Last week, a 50 year old Muslim man was beaten to death, and his son severely injured, by an enraged mob in Dadri, a small town in the Indian state of Uttar Pradesh. Rumors of the family storing and consuming beef precipitated the event in the largely Hindu community. By all accounts, it is a tale of intolerable cruelty – a tragedy of inhuman proportions. Within a day, Twitter was all atwitter with the hash tag #PlightofIndianMuslims, with Pakistanis berating the Modi administration for allowing Muslim killings, and arguing how unsafe India is for Muslims.
The irony of this blowback is the #PlightofPakistaniMinorities in our own backyard, because we as a nation are so numb to violence against marginalized people, it barely registers on our sympathy radar. Data suggests that violence against civilians has decreased overall since 2014. Numbers from the first three quarters show a marked decrease in terrorist attacks and resulting fatalities. However, this trend has only reversed for minorities. In fact, since the enactment of the National Action Plan (NAP) in December 2014, precipitated by the atrocious attack on schoolchildren at the Army Public School (APS) in Peshawar Cantonment, minorities have primarily faced the brunt of the extremist threat.
Nearly 5,000 Hindus flee the country annually to avoid oppression
The statistics speak for themselves. In the first quarter for 2015, 384 casualties resulted from violence against minorities, and the communities that suffered the most were Shias (230), Christians (86), and Hindus (15). This was a 38% increase over the same quarter from the prior year, while the overall security situation had improved with a nearly 20% dip in fatalities compared with the first quarter of 2014.
Despite a few high-profile attacks, the second quarter of the year showed a steady decline in violence overall, and against minorities. The fatalities were much lower compared with both the previous quarter and the same period in 2014. However, this “improvement” included the barbaric attack on the Ismaili community’s bus resulting in the deaths of 45 individuals in the month of May. Early indicators show a further decline in violence against minorities in the third quarter, but there have already been reports of the deaths of two members of the Hindu community.

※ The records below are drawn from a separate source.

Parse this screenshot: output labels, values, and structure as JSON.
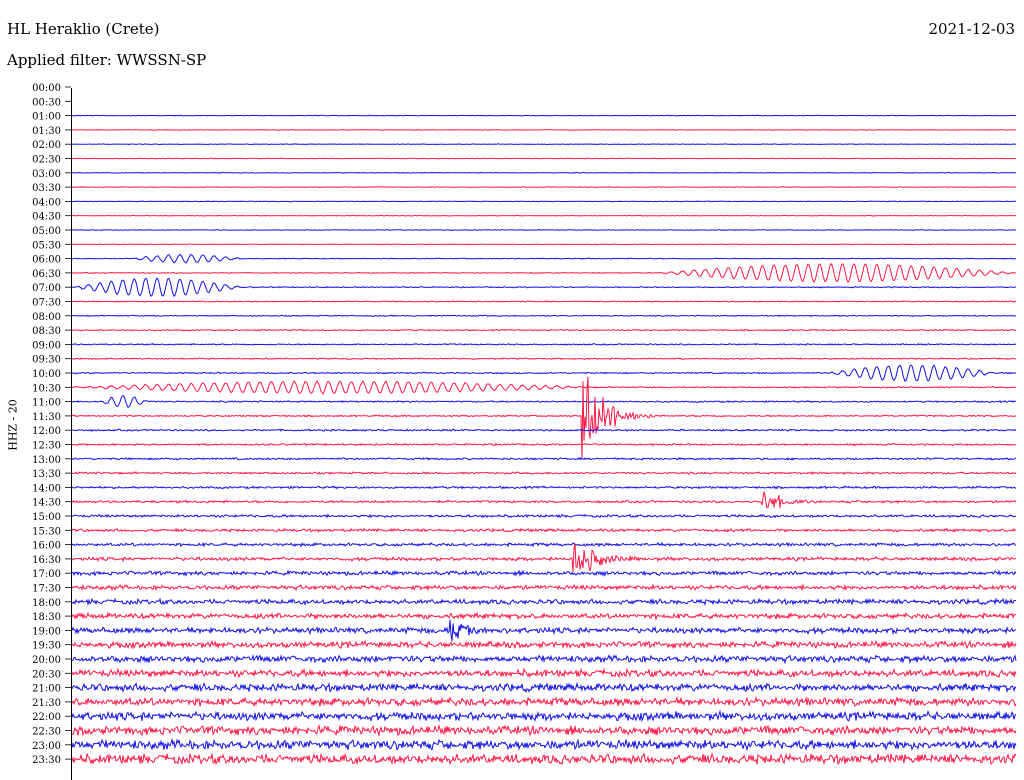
{
  "header": {
    "station": "HL Heraklio (Crete)",
    "date": "2021-12-03",
    "filter_label": "Applied filter: WWSSN-SP"
  },
  "channel_label": "HHZ - 20",
  "colors": {
    "trace_a": "#1010e6",
    "trace_b": "#ff1744",
    "axis": "#000000",
    "background": "#ffffff"
  },
  "chart_data": {
    "type": "line",
    "title": "HL Heraklio (Crete)",
    "subtitle": "Applied filter: WWSSN-SP",
    "ylabel": "HHZ - 20",
    "xlabel": "",
    "date": "2021-12-03",
    "row_labels": [
      "00:00",
      "00:30",
      "01:00",
      "01:30",
      "02:00",
      "02:30",
      "03:00",
      "03:30",
      "04:00",
      "04:30",
      "05:00",
      "05:30",
      "06:00",
      "06:30",
      "07:00",
      "07:30",
      "08:00",
      "08:30",
      "09:00",
      "09:30",
      "10:00",
      "10:30",
      "11:00",
      "11:30",
      "12:00",
      "12:30",
      "13:00",
      "13:30",
      "14:00",
      "14:30",
      "15:00",
      "15:30",
      "16:00",
      "16:30",
      "17:00",
      "17:30",
      "18:00",
      "18:30",
      "19:00",
      "19:30",
      "20:00",
      "20:30",
      "21:00",
      "21:30",
      "22:00",
      "22:30",
      "23:00",
      "23:30"
    ],
    "first_trace_row": "01:00",
    "series_colors": [
      "#1010e6",
      "#ff1744"
    ],
    "row_noise_level": [
      0,
      0,
      3,
      3,
      3,
      3,
      3,
      3,
      3,
      3,
      3,
      3,
      4,
      4,
      5,
      5,
      5,
      6,
      6,
      6,
      6,
      6,
      7,
      7,
      8,
      8,
      9,
      9,
      10,
      11,
      12,
      13,
      14,
      16,
      18,
      20,
      22,
      24,
      26,
      28,
      30,
      32,
      34,
      36,
      38,
      40,
      42,
      44
    ],
    "events": [
      {
        "row": "06:00",
        "start_frac": 0.06,
        "end_frac": 0.18,
        "amplitude": 4
      },
      {
        "row": "06:30",
        "start_frac": 0.62,
        "end_frac": 1.0,
        "amplitude": 9
      },
      {
        "row": "07:00",
        "start_frac": 0.0,
        "end_frac": 0.18,
        "amplitude": 9
      },
      {
        "row": "10:00",
        "start_frac": 0.8,
        "end_frac": 0.98,
        "amplitude": 8
      },
      {
        "row": "10:30",
        "start_frac": 0.0,
        "end_frac": 0.55,
        "amplitude": 6
      },
      {
        "row": "11:00",
        "start_frac": 0.03,
        "end_frac": 0.08,
        "amplitude": 6
      },
      {
        "row": "11:30",
        "start_frac": 0.54,
        "end_frac": 0.62,
        "amplitude": 75
      },
      {
        "row": "14:30",
        "start_frac": 0.73,
        "end_frac": 0.78,
        "amplitude": 28
      },
      {
        "row": "16:30",
        "start_frac": 0.53,
        "end_frac": 0.6,
        "amplitude": 35
      },
      {
        "row": "19:00",
        "start_frac": 0.4,
        "end_frac": 0.44,
        "amplitude": 20
      }
    ]
  }
}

These are just casualties. Forced conversions, sexual assaults, state obliviousness, and daily social persecution are additional problems that minorities in Pakistan face every day. India Today reported in August 2015 that the Indian Hindu population is decreasing, while the Muslim population continues to show growth, reaching 172.2 million between 2001 and 2011. In Pakistan, where Hindus represent a mere 1.6% to 1.85% of the population at around 2.5 million (estimated in 2005), the National Assembly was told in May 2014 that nearly 5,000 Hindus flee the country annually to avoid oppression. A report from the Movement for Solidarity and Peace estimates that nearly 1,000 non-Muslim girls are forcibly converted to Islam in Pakistan every year, and that number, in relation to the population percentages, is heavily skewed towards Hindus. The state apparatus is often too slow to react, if it reacts at all. Families face significant hurdles just registering a First Information Report (FIR) with the police. Even if every state organ cooperates in registering a complaint, in the case of forced conversions, there has been no court ruling in support of the prosecuting Hindu family to date.
“Associated with the insistence on the ‘Ideology of Pakistan’ has been an essential component of hate against India and the Hindus. For the upholders of the ‘Ideology of Pakistan’, the existence of Pakistan is defined only in relation to Hindus, and hence the Hindus have to be painted as negatively as possible,” says a Sustainable Development Policy Institute report from 2011. Our collective national obsession with bemoaning India’s treatment of its Muslim population is ironic not only because of Pakistan’s maltreatment of Hindus and other minorities, but because Hindu-bashing is a core element of the hardline version of the ideology of Pakistan.
#PlightofIndianMuslims is a real concern, and their mistreatment is deplorable. But before we toss that brick through the neighbor’s window, we should get our own house in order, and accept that we are collectively guilty of the same crime. For a twenty-four hour period last week, #PlightofIndianMuslims was the top trend on social media. Perhaps it is time we shift this narrative focus to the #PlightofPakistaniMinorities.
The #PlightofIndianMuslims dogmatists, quick to thank Jinnah for creating a safe haven for Muslims, paradoxically refuse to acknowledge his words to the First Constituent Assembly:
“You are free; you are free to go to your temples, you are free to go to your mosques or to any other places of worship in the State of Pakistan. You may belong to any religion or caste or creed – that has nothing to do with the business of the State … We are starting with this fundamental principle: that we are all citizens and equal citizens of one State. Now, I think we should keep that in front of us as our ideal and you will find that in course of time Hindus would cease to be Hindus and Muslims would cease to be Muslims, not so in the religious sense because that is the personal faith of each individual, but in the political sense as citizens of the state.”
The author is a journalist and a Senior Research Fellow at the Center for Research and Security Studies, Islamabad. He has a Master’s degree in strategic communications from Ithaca College, NY.